→ **Task directions**
Among the following entries, say how many lines contain the word "HTTP信息头管理器"; the answer is a number and nothing else.

┌──

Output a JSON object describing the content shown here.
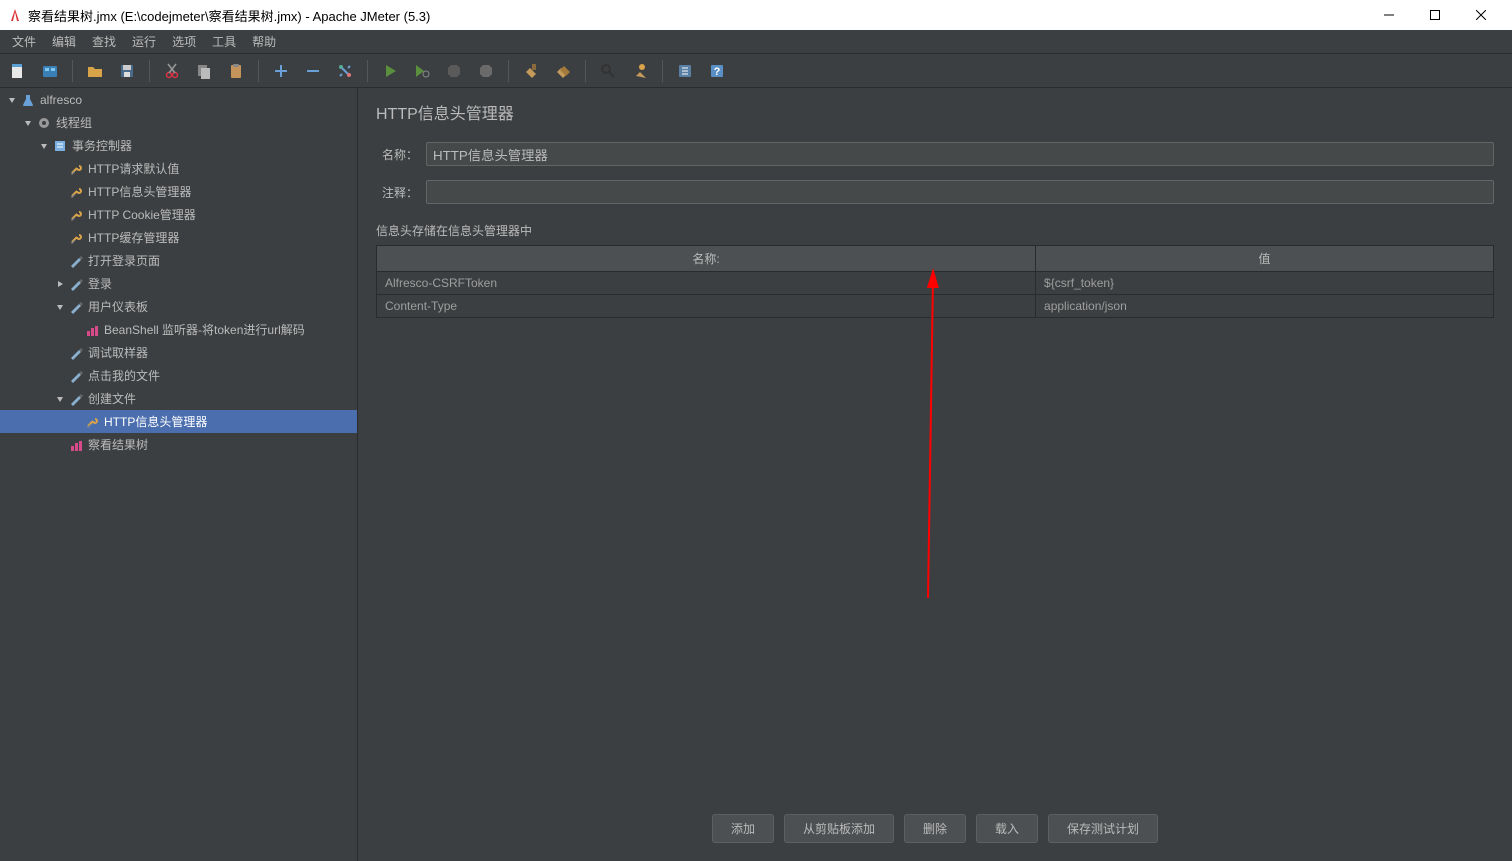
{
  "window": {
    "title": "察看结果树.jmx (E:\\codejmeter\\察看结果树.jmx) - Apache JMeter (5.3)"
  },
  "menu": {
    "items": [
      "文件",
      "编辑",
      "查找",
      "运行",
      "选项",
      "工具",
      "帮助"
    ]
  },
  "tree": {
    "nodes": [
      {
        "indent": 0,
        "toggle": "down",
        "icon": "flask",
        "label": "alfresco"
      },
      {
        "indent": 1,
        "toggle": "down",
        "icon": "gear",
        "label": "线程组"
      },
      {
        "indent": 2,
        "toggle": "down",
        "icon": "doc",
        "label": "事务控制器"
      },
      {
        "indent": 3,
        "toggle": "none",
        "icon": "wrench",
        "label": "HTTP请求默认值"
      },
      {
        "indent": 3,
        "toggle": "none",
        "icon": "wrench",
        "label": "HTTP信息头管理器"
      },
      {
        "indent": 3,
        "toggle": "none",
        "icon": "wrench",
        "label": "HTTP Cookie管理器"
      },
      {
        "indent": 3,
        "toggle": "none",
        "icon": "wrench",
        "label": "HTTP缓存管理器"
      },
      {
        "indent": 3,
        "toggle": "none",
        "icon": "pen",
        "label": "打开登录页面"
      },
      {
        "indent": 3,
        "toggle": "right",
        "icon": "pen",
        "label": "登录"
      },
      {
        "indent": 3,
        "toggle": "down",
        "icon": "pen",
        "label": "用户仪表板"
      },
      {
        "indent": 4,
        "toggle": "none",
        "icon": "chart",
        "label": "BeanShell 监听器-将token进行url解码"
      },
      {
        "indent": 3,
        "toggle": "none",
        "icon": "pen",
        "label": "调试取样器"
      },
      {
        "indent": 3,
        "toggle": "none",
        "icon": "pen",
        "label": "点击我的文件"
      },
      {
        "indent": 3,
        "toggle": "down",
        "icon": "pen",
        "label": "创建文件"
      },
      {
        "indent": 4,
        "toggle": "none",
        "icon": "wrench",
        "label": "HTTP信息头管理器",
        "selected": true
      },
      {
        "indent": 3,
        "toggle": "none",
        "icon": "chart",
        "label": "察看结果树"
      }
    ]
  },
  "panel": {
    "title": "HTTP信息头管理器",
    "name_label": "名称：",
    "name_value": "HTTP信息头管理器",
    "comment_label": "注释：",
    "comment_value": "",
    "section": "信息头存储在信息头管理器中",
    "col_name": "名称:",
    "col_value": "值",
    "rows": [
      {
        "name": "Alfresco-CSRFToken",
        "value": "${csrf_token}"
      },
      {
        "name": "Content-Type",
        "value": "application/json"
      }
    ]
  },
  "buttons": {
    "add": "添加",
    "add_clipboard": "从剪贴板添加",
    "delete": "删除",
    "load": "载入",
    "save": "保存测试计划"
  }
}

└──
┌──

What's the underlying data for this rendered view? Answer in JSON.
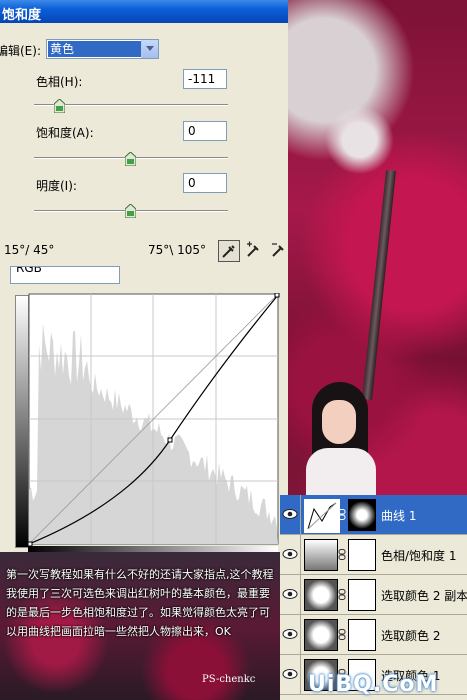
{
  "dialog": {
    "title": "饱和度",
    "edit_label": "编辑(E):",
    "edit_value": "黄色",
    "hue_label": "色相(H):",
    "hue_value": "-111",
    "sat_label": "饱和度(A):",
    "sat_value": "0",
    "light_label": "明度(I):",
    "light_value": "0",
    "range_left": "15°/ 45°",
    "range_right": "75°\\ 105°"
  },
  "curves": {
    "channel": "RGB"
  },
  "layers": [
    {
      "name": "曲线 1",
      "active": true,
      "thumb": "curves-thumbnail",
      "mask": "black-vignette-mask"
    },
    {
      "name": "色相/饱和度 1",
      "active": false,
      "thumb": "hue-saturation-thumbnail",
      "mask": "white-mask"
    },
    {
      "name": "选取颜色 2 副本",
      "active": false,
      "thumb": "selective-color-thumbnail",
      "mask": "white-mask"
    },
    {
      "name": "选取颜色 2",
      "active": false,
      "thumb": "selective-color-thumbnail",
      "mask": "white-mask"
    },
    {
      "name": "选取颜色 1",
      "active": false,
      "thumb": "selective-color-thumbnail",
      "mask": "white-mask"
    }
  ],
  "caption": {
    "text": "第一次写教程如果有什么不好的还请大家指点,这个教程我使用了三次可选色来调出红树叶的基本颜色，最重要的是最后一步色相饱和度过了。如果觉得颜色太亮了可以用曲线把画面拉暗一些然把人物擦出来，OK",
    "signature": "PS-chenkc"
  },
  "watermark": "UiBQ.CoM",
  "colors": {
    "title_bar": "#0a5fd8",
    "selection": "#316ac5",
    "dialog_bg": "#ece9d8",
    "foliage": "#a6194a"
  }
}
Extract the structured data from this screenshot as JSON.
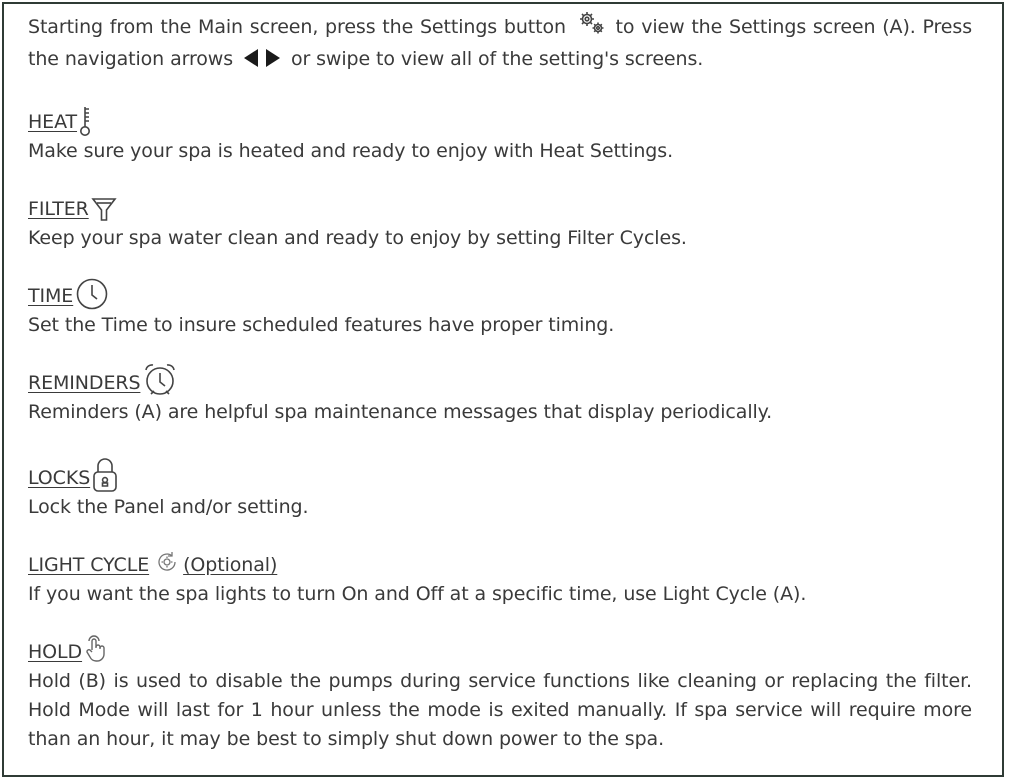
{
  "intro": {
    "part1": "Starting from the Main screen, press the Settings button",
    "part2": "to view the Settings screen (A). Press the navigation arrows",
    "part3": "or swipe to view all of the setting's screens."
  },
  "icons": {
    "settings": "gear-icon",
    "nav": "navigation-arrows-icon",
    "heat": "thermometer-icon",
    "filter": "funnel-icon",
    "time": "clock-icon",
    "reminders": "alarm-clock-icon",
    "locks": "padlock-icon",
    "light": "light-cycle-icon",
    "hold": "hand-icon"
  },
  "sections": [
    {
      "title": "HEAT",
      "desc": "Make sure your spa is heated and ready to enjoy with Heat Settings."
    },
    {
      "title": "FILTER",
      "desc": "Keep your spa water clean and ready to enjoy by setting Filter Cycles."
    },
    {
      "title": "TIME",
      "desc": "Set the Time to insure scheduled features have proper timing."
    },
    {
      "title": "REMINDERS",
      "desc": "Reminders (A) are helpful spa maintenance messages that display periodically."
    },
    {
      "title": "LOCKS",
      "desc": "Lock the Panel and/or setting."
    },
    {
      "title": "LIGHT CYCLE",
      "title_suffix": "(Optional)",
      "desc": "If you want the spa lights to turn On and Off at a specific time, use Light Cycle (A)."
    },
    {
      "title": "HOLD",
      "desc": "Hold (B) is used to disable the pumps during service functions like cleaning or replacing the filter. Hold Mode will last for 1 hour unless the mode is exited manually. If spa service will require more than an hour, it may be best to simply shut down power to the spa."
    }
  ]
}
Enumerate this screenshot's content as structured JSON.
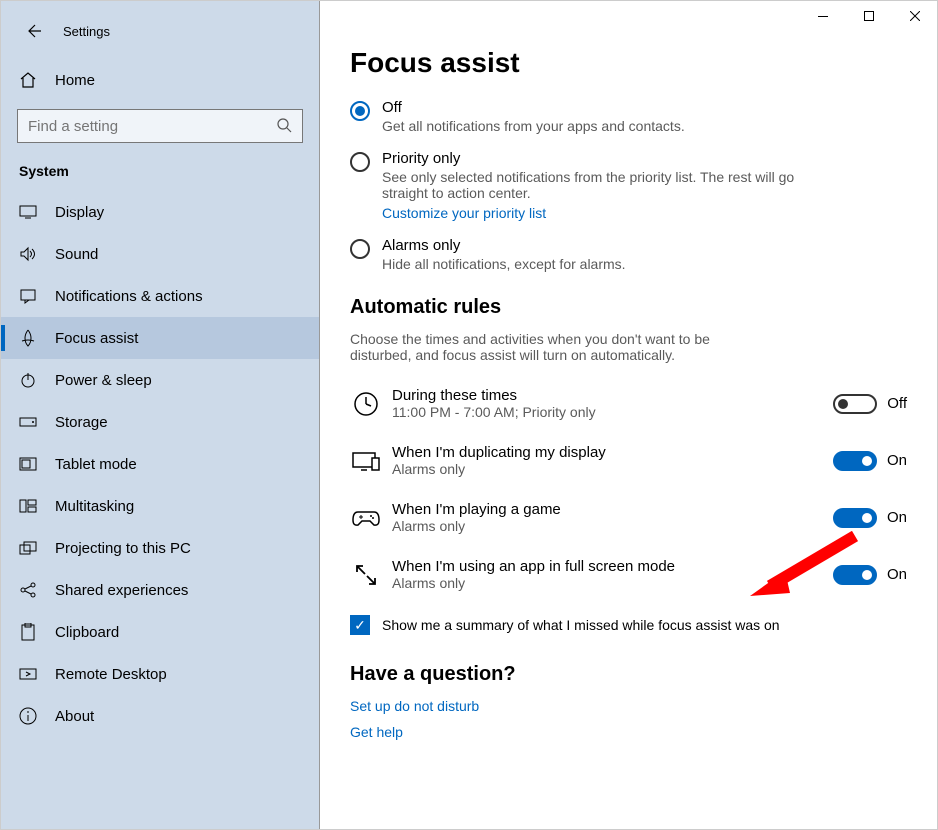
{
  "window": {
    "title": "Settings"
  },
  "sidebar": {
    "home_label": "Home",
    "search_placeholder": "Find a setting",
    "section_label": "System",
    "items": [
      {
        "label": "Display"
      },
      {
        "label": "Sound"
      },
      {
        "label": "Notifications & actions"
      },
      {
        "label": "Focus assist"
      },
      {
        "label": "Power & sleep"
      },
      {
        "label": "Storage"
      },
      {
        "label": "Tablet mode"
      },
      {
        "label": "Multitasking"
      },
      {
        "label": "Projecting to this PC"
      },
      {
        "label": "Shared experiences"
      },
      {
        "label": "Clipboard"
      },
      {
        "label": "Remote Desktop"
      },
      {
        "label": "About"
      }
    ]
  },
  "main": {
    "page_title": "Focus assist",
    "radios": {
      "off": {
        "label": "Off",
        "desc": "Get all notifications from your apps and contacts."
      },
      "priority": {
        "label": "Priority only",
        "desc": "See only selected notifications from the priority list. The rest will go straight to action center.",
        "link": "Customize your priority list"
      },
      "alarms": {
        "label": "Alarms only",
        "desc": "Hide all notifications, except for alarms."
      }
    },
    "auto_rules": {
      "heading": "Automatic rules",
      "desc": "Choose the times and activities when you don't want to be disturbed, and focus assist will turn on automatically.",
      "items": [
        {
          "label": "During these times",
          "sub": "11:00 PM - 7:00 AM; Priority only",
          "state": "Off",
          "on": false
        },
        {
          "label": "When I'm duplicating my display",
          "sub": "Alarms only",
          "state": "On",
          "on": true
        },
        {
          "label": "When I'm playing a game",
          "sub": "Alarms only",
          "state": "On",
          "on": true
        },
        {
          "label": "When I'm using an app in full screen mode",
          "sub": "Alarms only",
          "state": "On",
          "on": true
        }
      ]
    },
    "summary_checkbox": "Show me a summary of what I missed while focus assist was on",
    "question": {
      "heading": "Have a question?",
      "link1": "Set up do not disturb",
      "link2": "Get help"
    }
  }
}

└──
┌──

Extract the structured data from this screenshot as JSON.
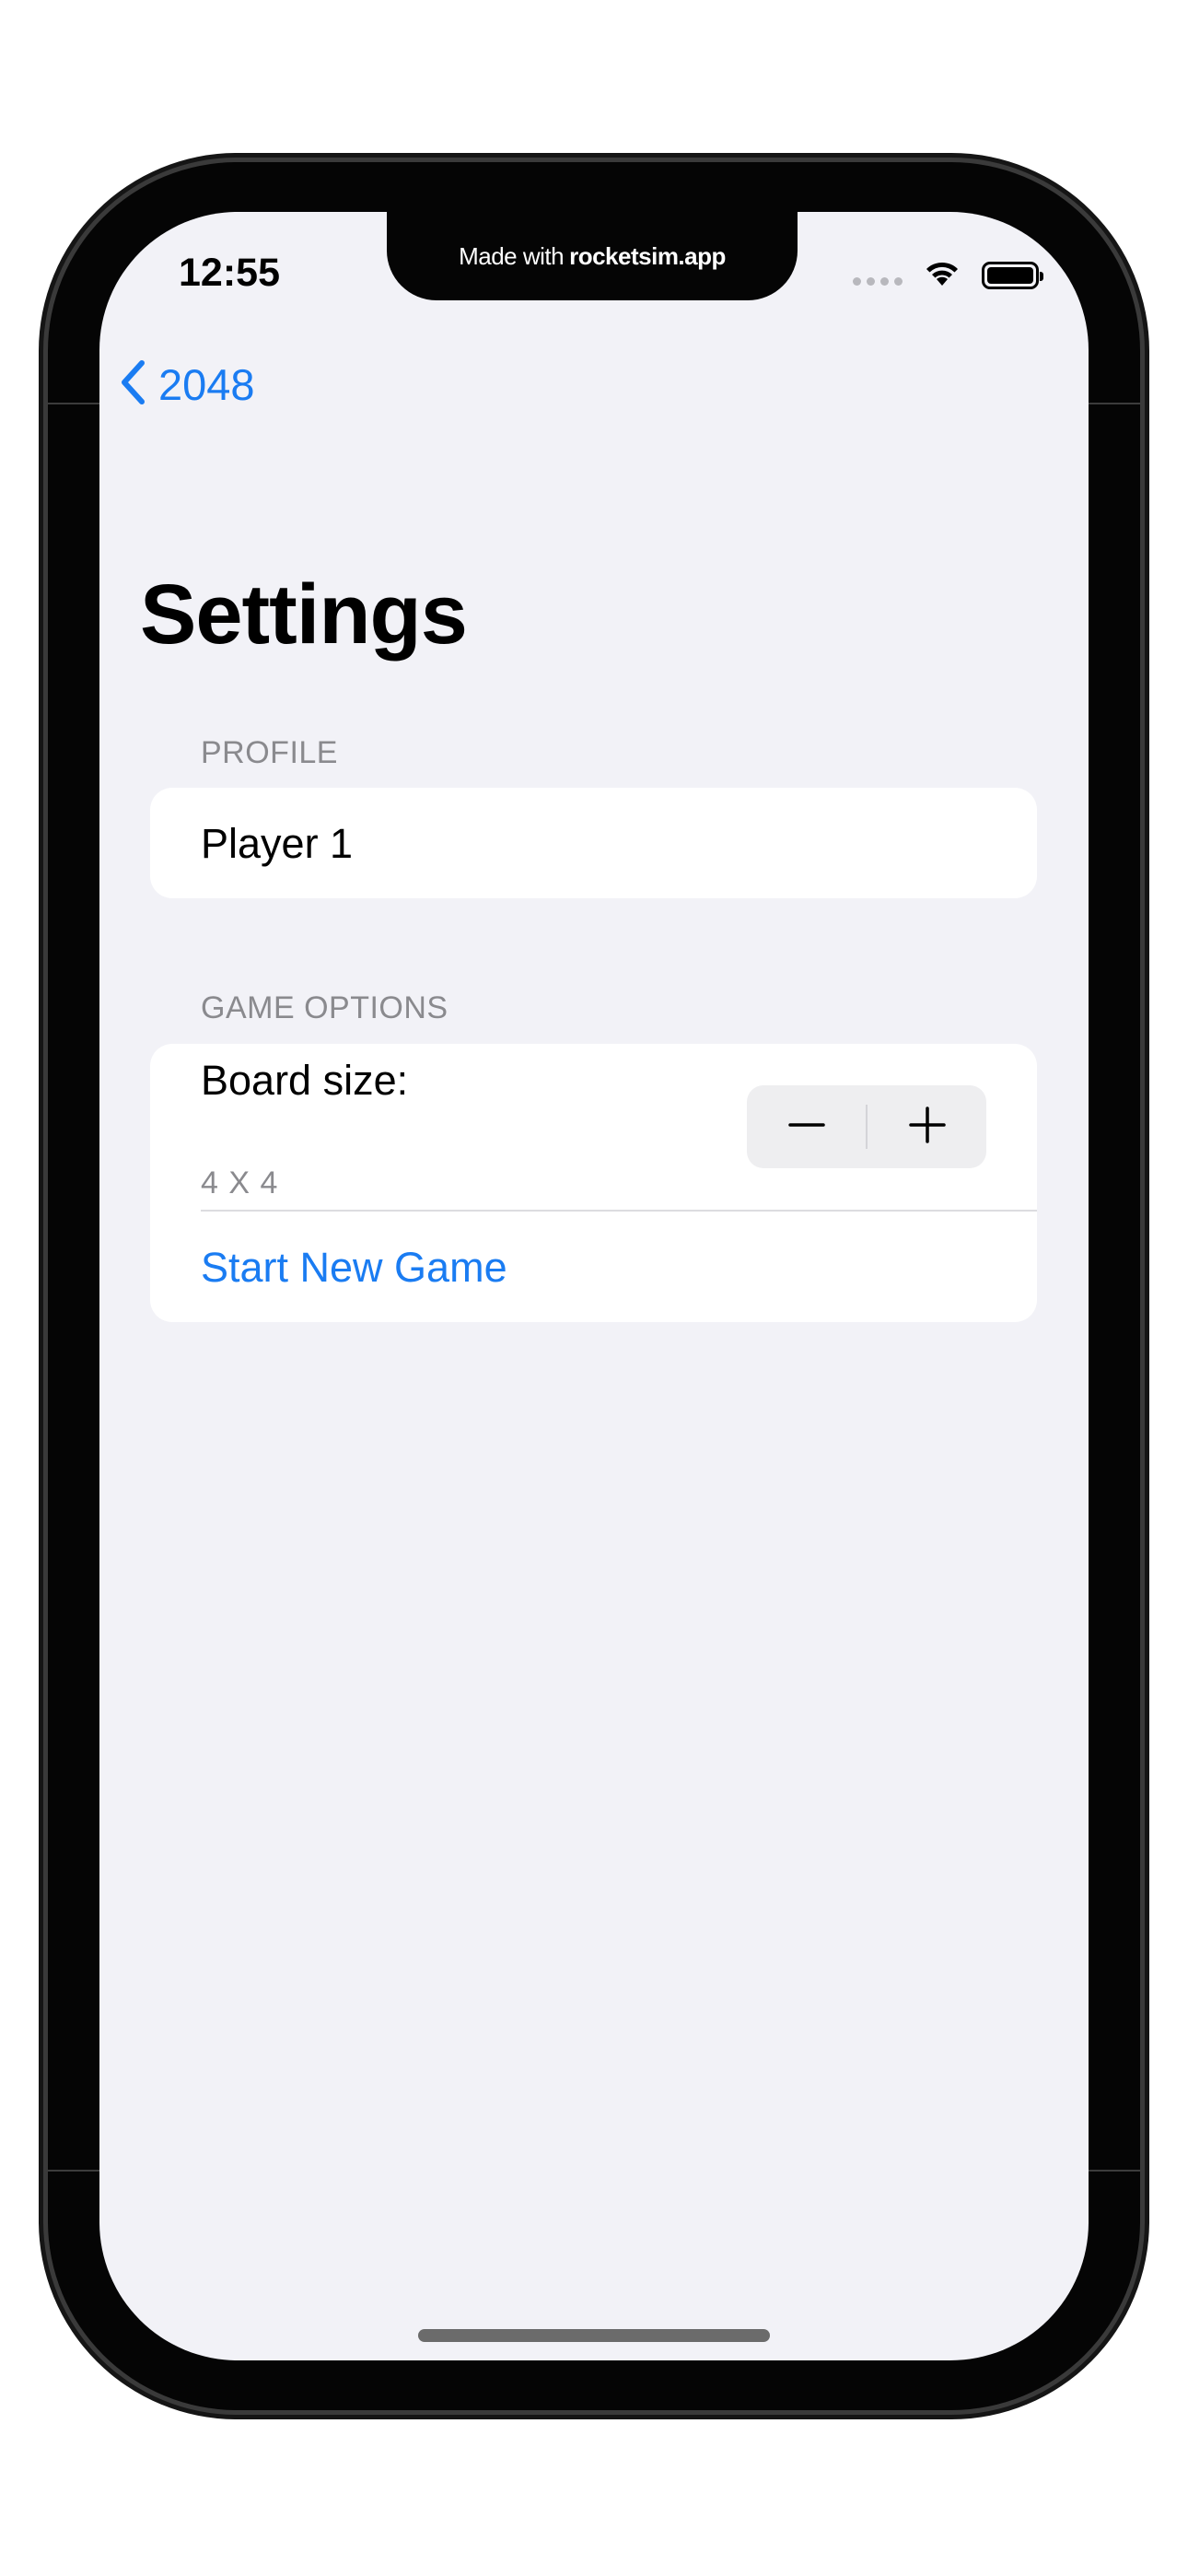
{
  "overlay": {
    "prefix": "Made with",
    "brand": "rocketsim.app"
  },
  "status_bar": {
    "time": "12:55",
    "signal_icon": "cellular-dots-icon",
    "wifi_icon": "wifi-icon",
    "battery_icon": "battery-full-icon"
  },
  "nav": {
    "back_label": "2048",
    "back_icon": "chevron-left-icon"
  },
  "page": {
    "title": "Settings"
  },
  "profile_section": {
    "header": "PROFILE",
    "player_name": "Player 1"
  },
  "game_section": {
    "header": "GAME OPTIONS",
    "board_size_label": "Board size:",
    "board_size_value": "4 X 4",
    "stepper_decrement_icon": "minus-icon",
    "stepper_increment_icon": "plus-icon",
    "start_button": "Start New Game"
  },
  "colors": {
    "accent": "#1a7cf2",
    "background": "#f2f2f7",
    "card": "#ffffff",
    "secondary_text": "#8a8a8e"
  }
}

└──

→ **Written response**
4